Whose afraid of the big bad ad unit? Facebook! In the last 24 hours, a number of stories have popped up on the web that show Facebook’s reluctance to ramp up their ad sales. Not that they don’t have good reason to be cautious. An advertising misstep could lead to a user revolt. But who thinks that would actually happen?
People are always saying they’re going to quit Facebook for one reason or another but what would it really take to get even a quarter of them to go?
Could auto-play video ads chase them away?
According to Mashable, Facebook has slowed the launch of their controversial video ad unit. It might be summer before we see these ads because Facebook is still studying the results of the ONE test they ran. Really? Or maybe they don’t have a lot of companies lining up to pay the estimated $1 to $2.5 million. Some say it’s a good deal because the ad will run at the top of every newsfeed. But remember, it’s going to run without sound so it will be easily ignored. Whose ready to take a million dollar marketing chance?
Facebook’s mobile ads are doing well but that doesn’t mean more ads are coming any time soon. Facebook CFO David Ebersman recently spoke at the Goldman Sachs Technology and Internet Conference and TechCrunch has that story:
Ebersman replied that the company saw last year that mobile ads don’t just “continue to perform really well for marketers” but also have “a limited or negligible impact on engagement,” as shown in part by user surveys.
At the same time, he suggested that Facebook won’t increasing the quantity of mobile ads as it did in 2013. Even though “the number of ads in the News Feed is an important variable,” it’s not only one the company focuses on. He said Facebook will also be experimenting with things like the size and position of the ads: “All of this goes into trying to find the right balance.”
Goals for the next ten years; improving graph search so you can easily find what you need and “wiring up” everyone in the world. Easy peasy.
“It’s quite easy to see how ads could fit into [Paper] … but there’s no reason for us to do that right now — we’ve so much to do with the current monetizing of current products we have.”
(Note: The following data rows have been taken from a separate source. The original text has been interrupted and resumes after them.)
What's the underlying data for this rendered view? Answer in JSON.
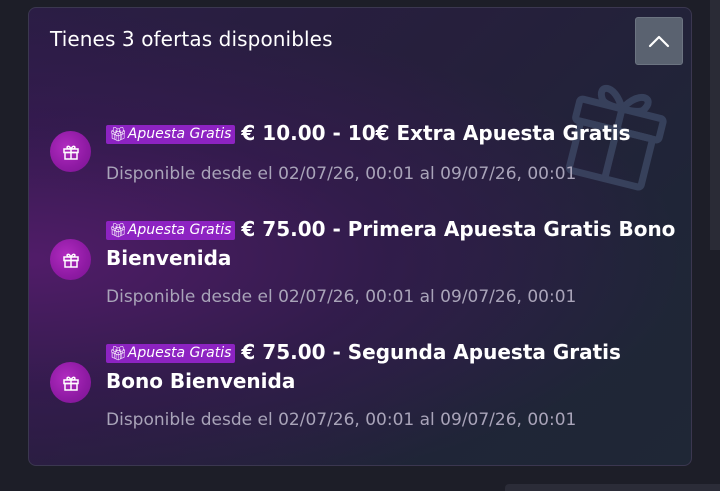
{
  "panel": {
    "title": "Tienes 3 ofertas disponibles",
    "collapse_icon": "chevron-up-icon",
    "background_icon": "gift-icon"
  },
  "offers": [
    {
      "badge": "Apuesta Gratis",
      "title": "€ 10.00 - 10€ Extra Apuesta Gratis",
      "date": "Disponible desde el 02/07/26, 00:01 al 09/07/26, 00:01",
      "icon": "gift-icon"
    },
    {
      "badge": "Apuesta Gratis",
      "title": "€ 75.00 - Primera Apuesta Gratis Bono Bienvenida",
      "date": "Disponible desde el 02/07/26, 00:01 al 09/07/26, 00:01",
      "icon": "gift-icon"
    },
    {
      "badge": "Apuesta Gratis",
      "title": "€ 75.00 - Segunda Apuesta Gratis Bono Bienvenida",
      "date": "Disponible desde el 02/07/26, 00:01 al 09/07/26, 00:01",
      "icon": "gift-icon"
    }
  ],
  "colors": {
    "badge": "#8d23c2",
    "offer_icon": "#9b1fb0",
    "date_text": "#a9a4b9"
  }
}
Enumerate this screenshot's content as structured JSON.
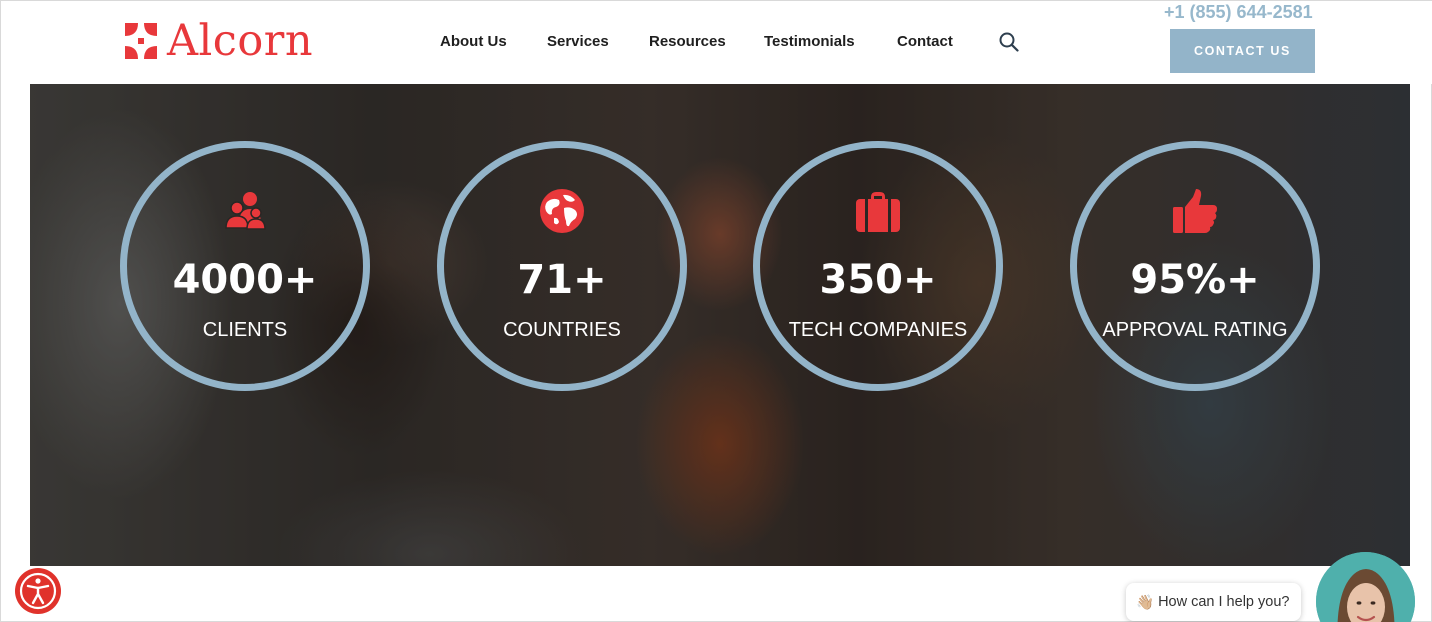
{
  "brand": {
    "name": "Alcorn",
    "color": "#e8383b"
  },
  "nav": {
    "items": [
      {
        "label": "About Us"
      },
      {
        "label": "Services"
      },
      {
        "label": "Resources"
      },
      {
        "label": "Testimonials"
      },
      {
        "label": "Contact"
      }
    ],
    "search_icon": "search-icon"
  },
  "header": {
    "phone": "+1 (855) 644-2581",
    "cta_label": "CONTACT US",
    "accent_color": "#93b4c9"
  },
  "stats": [
    {
      "icon": "users-icon",
      "number": "4000+",
      "label": "CLIENTS"
    },
    {
      "icon": "globe-icon",
      "number": "71+",
      "label": "COUNTRIES"
    },
    {
      "icon": "briefcase-icon",
      "number": "350+",
      "label": "TECH COMPANIES"
    },
    {
      "icon": "thumbs-up-icon",
      "number": "95%+",
      "label": "APPROVAL RATING"
    }
  ],
  "widgets": {
    "accessibility_icon": "accessibility-icon",
    "chat_prompt": "How can I help you?",
    "chat_emoji": "👋🏼"
  }
}
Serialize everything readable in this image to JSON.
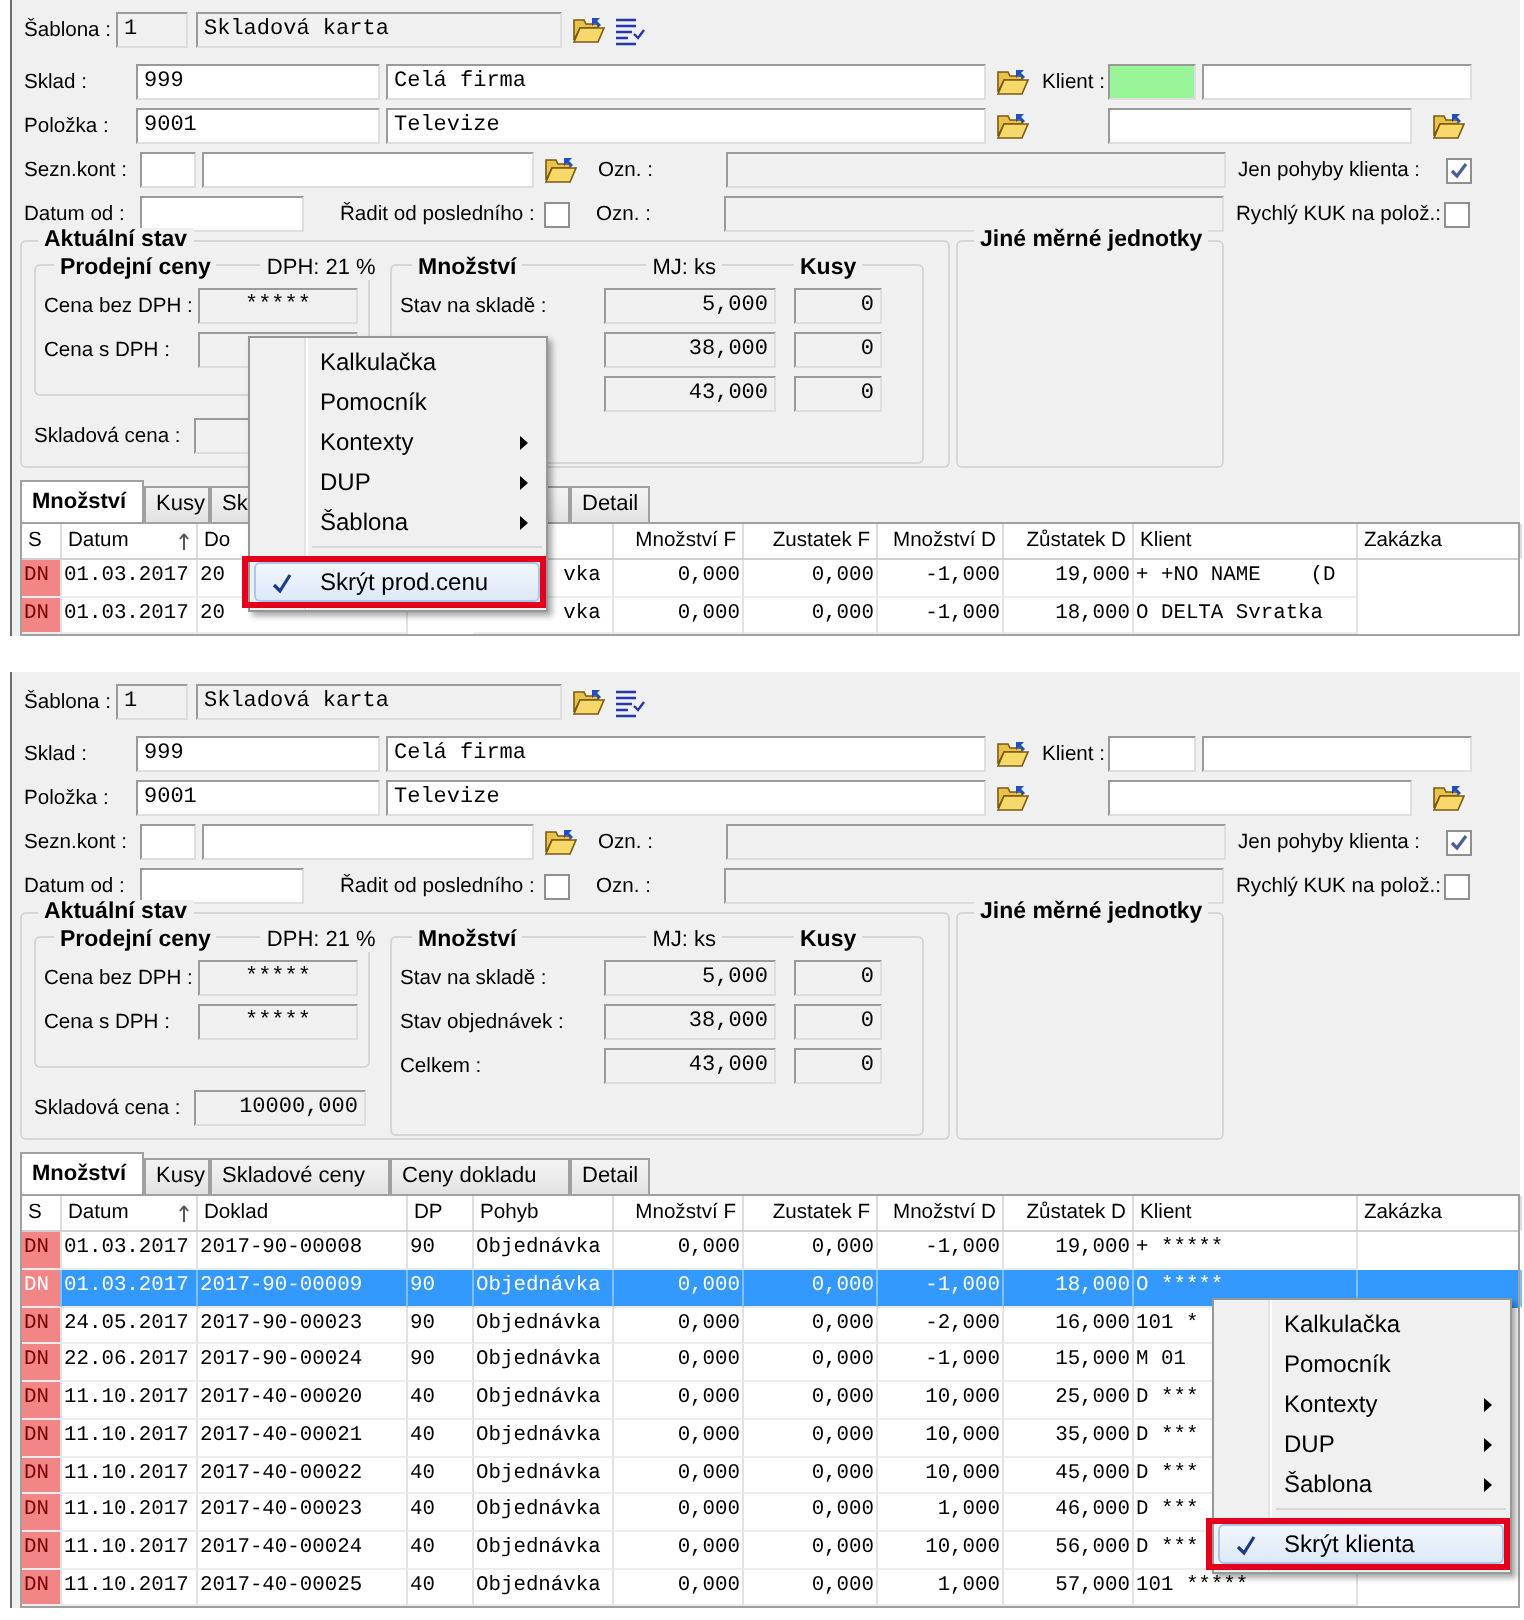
{
  "panels": [
    {
      "header": {
        "sablona": {
          "label": "Šablona :",
          "code": "1",
          "name": "Skladová karta"
        },
        "sklad": {
          "label": "Sklad :",
          "code": "999",
          "name": "Celá firma"
        },
        "klient": {
          "label": "Klient :",
          "highlighted": true
        },
        "polozka": {
          "label": "Položka :",
          "code": "9001",
          "name": "Televize"
        },
        "sezn_kont": {
          "label": "Sezn.kont :"
        },
        "ozn": [
          "Ozn. :",
          "Ozn. :"
        ],
        "datum_od": {
          "label": "Datum od :"
        },
        "radit": {
          "label": "Řadit od posledního :",
          "checked": false
        },
        "jen_pohyby": {
          "label": "Jen pohyby klienta :",
          "checked": true
        },
        "rychly_kuk": {
          "label": "Rychlý KUK na polož.:",
          "checked": false
        }
      },
      "current_state": {
        "title": "Aktuální stav",
        "prices": {
          "title": "Prodejní ceny",
          "vat": "DPH: 21 %",
          "rows": [
            {
              "label": "Cena bez DPH :",
              "value": "*****"
            },
            {
              "label": "Cena s DPH :"
            }
          ]
        },
        "stock_price": {
          "label": "Skladová cena :"
        },
        "quantity": {
          "title": "Množství",
          "unit": "MJ: ks",
          "pieces_title": "Kusy",
          "rows": [
            {
              "label": "Stav na skladě :",
              "value": "5,000",
              "pieces": "0"
            },
            {
              "value": "38,000",
              "pieces": "0"
            },
            {
              "value": "43,000",
              "pieces": "0"
            }
          ]
        }
      },
      "other_units": {
        "title": "Jiné měrné jednotky"
      },
      "tabs": [
        {
          "kind": "tab",
          "label": "Množství",
          "selected": true
        },
        {
          "kind": "tab",
          "label": "Kusy",
          "selected": false
        },
        {
          "kind": "tab",
          "label": "Sk",
          "selected": false
        },
        {
          "kind": "hidden"
        },
        {
          "kind": "tab",
          "label": "Detail",
          "selected": false
        }
      ],
      "table": {
        "columns": [
          {
            "label": "S",
            "sorted": false
          },
          {
            "label": "Datum",
            "sorted": true
          },
          {
            "label": "Do"
          },
          null,
          null,
          {
            "label": "Množství F",
            "sorted": false
          },
          {
            "label": "Zustatek F",
            "sorted": false
          },
          {
            "label": "Množství D",
            "sorted": false
          },
          {
            "label": "Zůstatek D",
            "sorted": false
          },
          {
            "label": "Klient",
            "sorted": false
          },
          {
            "label": "Zakázka",
            "sorted": false
          }
        ],
        "rows": [
          {
            "selected": false,
            "cells": [
              "DN",
              "01.03.2017",
              "20",
              null,
              "       vka",
              "0,000",
              "0,000",
              "-1,000",
              "19,000",
              "+ +NO NAME    (D",
              null
            ]
          },
          {
            "selected": false,
            "cells": [
              "DN",
              "01.03.2017",
              "20",
              null,
              "       vka",
              "0,000",
              "0,000",
              "-1,000",
              "18,000",
              "O DELTA Svratka",
              null
            ]
          }
        ]
      },
      "context_menu": {
        "items": [
          {
            "kind": "action",
            "label": "Kalkulačka"
          },
          {
            "kind": "action",
            "label": "Pomocník"
          },
          {
            "kind": "submenu",
            "label": "Kontexty"
          },
          {
            "kind": "submenu",
            "label": "DUP"
          },
          {
            "kind": "submenu",
            "label": "Šablona"
          },
          {
            "kind": "separator"
          },
          {
            "kind": "toggle",
            "label": "Skrýt prod.cenu",
            "checked": true,
            "framed": true
          }
        ]
      }
    },
    {
      "header": {
        "sablona": {
          "label": "Šablona :",
          "code": "1",
          "name": "Skladová karta"
        },
        "sklad": {
          "label": "Sklad :",
          "code": "999",
          "name": "Celá firma"
        },
        "klient": {
          "label": "Klient :",
          "highlighted": false
        },
        "polozka": {
          "label": "Položka :",
          "code": "9001",
          "name": "Televize"
        },
        "sezn_kont": {
          "label": "Sezn.kont :"
        },
        "ozn": [
          "Ozn. :",
          "Ozn. :"
        ],
        "datum_od": {
          "label": "Datum od :"
        },
        "radit": {
          "label": "Řadit od posledního :",
          "checked": false
        },
        "jen_pohyby": {
          "label": "Jen pohyby klienta :",
          "checked": true
        },
        "rychly_kuk": {
          "label": "Rychlý KUK na polož.:",
          "checked": false
        }
      },
      "current_state": {
        "title": "Aktuální stav",
        "prices": {
          "title": "Prodejní ceny",
          "vat": "DPH: 21 %",
          "rows": [
            {
              "label": "Cena bez DPH :",
              "value": "*****"
            },
            {
              "label": "Cena s DPH :",
              "value": "*****"
            }
          ]
        },
        "stock_price": {
          "label": "Skladová cena :",
          "value": "10000,000"
        },
        "quantity": {
          "title": "Množství",
          "unit": "MJ: ks",
          "pieces_title": "Kusy",
          "rows": [
            {
              "label": "Stav na skladě :",
              "value": "5,000",
              "pieces": "0"
            },
            {
              "label": "Stav objednávek :",
              "value": "38,000",
              "pieces": "0"
            },
            {
              "label": "Celkem :",
              "value": "43,000",
              "pieces": "0"
            }
          ]
        }
      },
      "other_units": {
        "title": "Jiné měrné jednotky"
      },
      "tabs": [
        {
          "kind": "tab",
          "label": "Množství",
          "selected": true
        },
        {
          "kind": "tab",
          "label": "Kusy",
          "selected": false
        },
        {
          "kind": "tab",
          "label": "Skladové ceny",
          "selected": false
        },
        {
          "kind": "tab",
          "label": "Ceny dokladu",
          "selected": false
        },
        {
          "kind": "tab",
          "label": "Detail",
          "selected": false
        }
      ],
      "table": {
        "columns": [
          {
            "label": "S",
            "sorted": false
          },
          {
            "label": "Datum",
            "sorted": true
          },
          {
            "label": "Doklad",
            "sorted": false
          },
          {
            "label": "DP",
            "sorted": false
          },
          {
            "label": "Pohyb",
            "sorted": false
          },
          {
            "label": "Množství F",
            "sorted": false
          },
          {
            "label": "Zustatek F",
            "sorted": false
          },
          {
            "label": "Množství D",
            "sorted": false
          },
          {
            "label": "Zůstatek D",
            "sorted": false
          },
          {
            "label": "Klient",
            "sorted": false
          },
          {
            "label": "Zakázka",
            "sorted": false
          }
        ],
        "rows": [
          {
            "selected": false,
            "cells": [
              "DN",
              "01.03.2017",
              "2017-90-00008",
              "90",
              "Objednávka",
              "0,000",
              "0,000",
              "-1,000",
              "19,000",
              "+ *****",
              null
            ]
          },
          {
            "selected": true,
            "cells": [
              "DN",
              "01.03.2017",
              "2017-90-00009",
              "90",
              "Objednávka",
              "0,000",
              "0,000",
              "-1,000",
              "18,000",
              "O *****",
              null
            ]
          },
          {
            "selected": false,
            "cells": [
              "DN",
              "24.05.2017",
              "2017-90-00023",
              "90",
              "Objednávka",
              "0,000",
              "0,000",
              "-2,000",
              "16,000",
              "101 *",
              null
            ]
          },
          {
            "selected": false,
            "cells": [
              "DN",
              "22.06.2017",
              "2017-90-00024",
              "90",
              "Objednávka",
              "0,000",
              "0,000",
              "-1,000",
              "15,000",
              "M 01",
              null
            ]
          },
          {
            "selected": false,
            "cells": [
              "DN",
              "11.10.2017",
              "2017-40-00020",
              "40",
              "Objednávka",
              "0,000",
              "0,000",
              "10,000",
              "25,000",
              "D ***",
              null
            ]
          },
          {
            "selected": false,
            "cells": [
              "DN",
              "11.10.2017",
              "2017-40-00021",
              "40",
              "Objednávka",
              "0,000",
              "0,000",
              "10,000",
              "35,000",
              "D ***",
              null
            ]
          },
          {
            "selected": false,
            "cells": [
              "DN",
              "11.10.2017",
              "2017-40-00022",
              "40",
              "Objednávka",
              "0,000",
              "0,000",
              "10,000",
              "45,000",
              "D ***",
              null
            ]
          },
          {
            "selected": false,
            "cells": [
              "DN",
              "11.10.2017",
              "2017-40-00023",
              "40",
              "Objednávka",
              "0,000",
              "0,000",
              "1,000",
              "46,000",
              "D ***",
              null
            ]
          },
          {
            "selected": false,
            "cells": [
              "DN",
              "11.10.2017",
              "2017-40-00024",
              "40",
              "Objednávka",
              "0,000",
              "0,000",
              "10,000",
              "56,000",
              "D ***",
              null
            ]
          },
          {
            "selected": false,
            "cells": [
              "DN",
              "11.10.2017",
              "2017-40-00025",
              "40",
              "Objednávka",
              "0,000",
              "0,000",
              "1,000",
              "57,000",
              "101 *****",
              null
            ]
          }
        ]
      },
      "context_menu": {
        "items": [
          {
            "kind": "action",
            "label": "Kalkulačka"
          },
          {
            "kind": "action",
            "label": "Pomocník"
          },
          {
            "kind": "submenu",
            "label": "Kontexty"
          },
          {
            "kind": "submenu",
            "label": "DUP"
          },
          {
            "kind": "submenu",
            "label": "Šablona"
          },
          {
            "kind": "separator"
          },
          {
            "kind": "toggle",
            "label": "Skrýt klienta",
            "checked": true,
            "framed": true
          }
        ]
      }
    }
  ]
}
What do you think? Should Facebook escalate their ad roll-outs or is this a case of slow and steady wins the race?